Construction and HVAC
If a building is still under construction, this is often the ideal time to have spray insulation foam added to the walls and the attic, and this can go a long way toward maintaining climate control in the building once it is complete. This can allow the building to be energy efficient from the start, since nearly 50% of a home’s electricity is dedicated to its heating and cooling utilities. Some homes are built from what are called ICF blocks, or Insulated Concrete Forms, and these are hollow concrete bricks that, when assembled into a wall, create a large hollow space that can be used for installing utilities and foam insulation alike. As a house is being built, the spray foam can be added right into the walls as intended, and the same cam be done for the attic or roof. And even a complete home can have spray foam added to its attic if there isn’t already spray foam in place.

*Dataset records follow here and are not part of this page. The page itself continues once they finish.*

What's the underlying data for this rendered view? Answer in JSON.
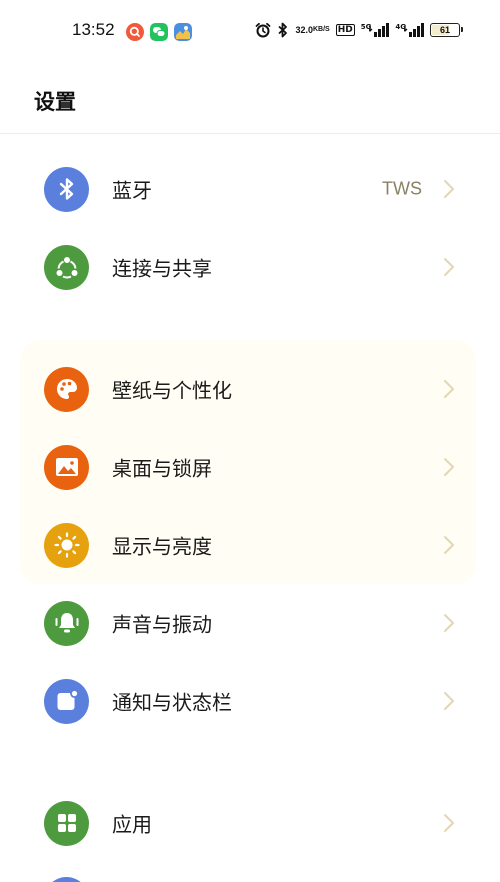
{
  "status_bar": {
    "time": "13:52",
    "net_speed_value": "32.0",
    "net_speed_unit": "KB/S",
    "hd_label": "HD",
    "signal1_label": "5G",
    "signal2_label": "4G",
    "battery_level": "61",
    "battery_fraction": 0.61
  },
  "header": {
    "title": "设置"
  },
  "colors": {
    "blue": "#5b7fdc",
    "green": "#4e9a3f",
    "orange": "#e8620f",
    "amber": "#e6a10f",
    "chevron": "#e3d6b3"
  },
  "settings": {
    "bluetooth": {
      "label": "蓝牙",
      "value": "TWS",
      "icon": "bluetooth-icon"
    },
    "connection": {
      "label": "连接与共享",
      "icon": "share-icon"
    },
    "wallpaper": {
      "label": "壁纸与个性化",
      "icon": "palette-icon"
    },
    "desktop": {
      "label": "桌面与锁屏",
      "icon": "picture-icon"
    },
    "display": {
      "label": "显示与亮度",
      "icon": "sun-icon"
    },
    "sound": {
      "label": "声音与振动",
      "icon": "bell-icon"
    },
    "notifications": {
      "label": "通知与状态栏",
      "icon": "notification-icon"
    },
    "apps": {
      "label": "应用",
      "icon": "apps-grid-icon"
    }
  }
}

How is spray foam connected to the electric bill? As mentioned above, a house or public building will use a lot of power for its heating and cooling needs, and if the home is leaking warm or cool air, this forces the unit to work overtime, which adds to the electric bill. And since many homes are inefficient in this manner, the total amount of wasted electricity is in fact high, and this concerned environmental protection groups. About 82% of the United States’ annual energy is created from fossil fuel combustion, so if a lot of extra power is needed due to faulty homes, this results in more pollution from these power plants. The “go green” initiative calls for a reduction in power plant emissions, but as long as many home are wasting power on their HVAC due to leaking air, energy consumption rates will remain high. Some homeowners opt to have solar panels fitted onto their roofs for free and constant power independent of fossil fuel-burning power plants, but it is also important for homeowners to get spray foam installed so that they are not wasting power and contributing to the problem.

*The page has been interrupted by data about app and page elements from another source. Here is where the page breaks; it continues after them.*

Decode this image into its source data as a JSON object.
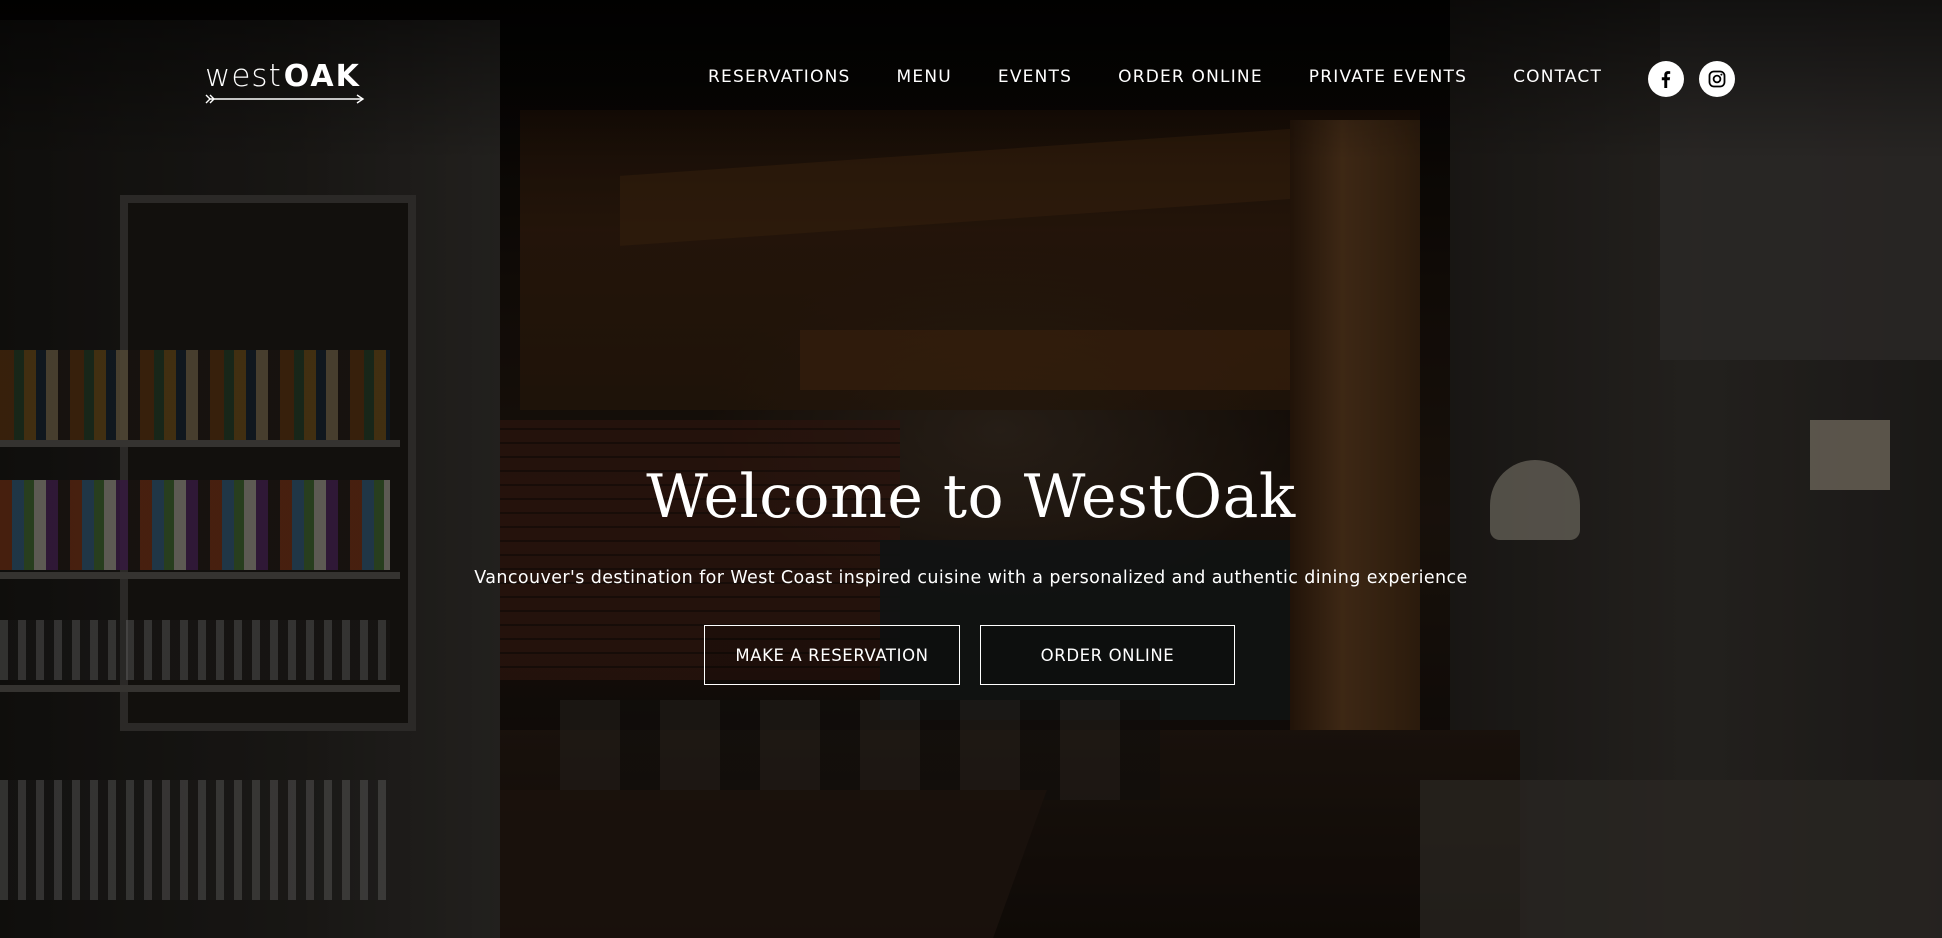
{
  "brand": {
    "logo_light": "west",
    "logo_bold": "OAK"
  },
  "nav": {
    "items": [
      {
        "label": "RESERVATIONS"
      },
      {
        "label": "MENU"
      },
      {
        "label": "EVENTS"
      },
      {
        "label": "ORDER ONLINE"
      },
      {
        "label": "PRIVATE EVENTS"
      },
      {
        "label": "CONTACT"
      }
    ]
  },
  "social": {
    "items": [
      {
        "icon": "facebook-icon"
      },
      {
        "icon": "instagram-icon"
      }
    ]
  },
  "hero": {
    "title": "Welcome to WestOak",
    "subtitle": "Vancouver's destination for West Coast inspired cuisine with a personalized and authentic dining experience",
    "buttons": [
      {
        "label": "MAKE A RESERVATION"
      },
      {
        "label": "ORDER ONLINE"
      }
    ]
  },
  "colors": {
    "text": "#ffffff",
    "overlay": "#000000"
  }
}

Spray That Foam
Smaller spray foam jobs, such as those in a home, can in fact be done by the homeowner alone, and an example of this is a homeowner filling in the gaps of their attic’s spray foam. This calls for commercially available spray foam equipment and chemicals that a homeowner can buy and use, and missing patches of an attic’s spray foam can be filled. But larger jobs call for professional crews who have a large rig and more equipment, and this can be done for construction jobs, for example. Spray foam users may use goggles and respirators to protect the eyes and respiratory system during spraying, to avoid irritation from airborne spray foam chemicals until the spray foam has all dried off and settled. Spray foam calls for basic safety, either on a small or large scale.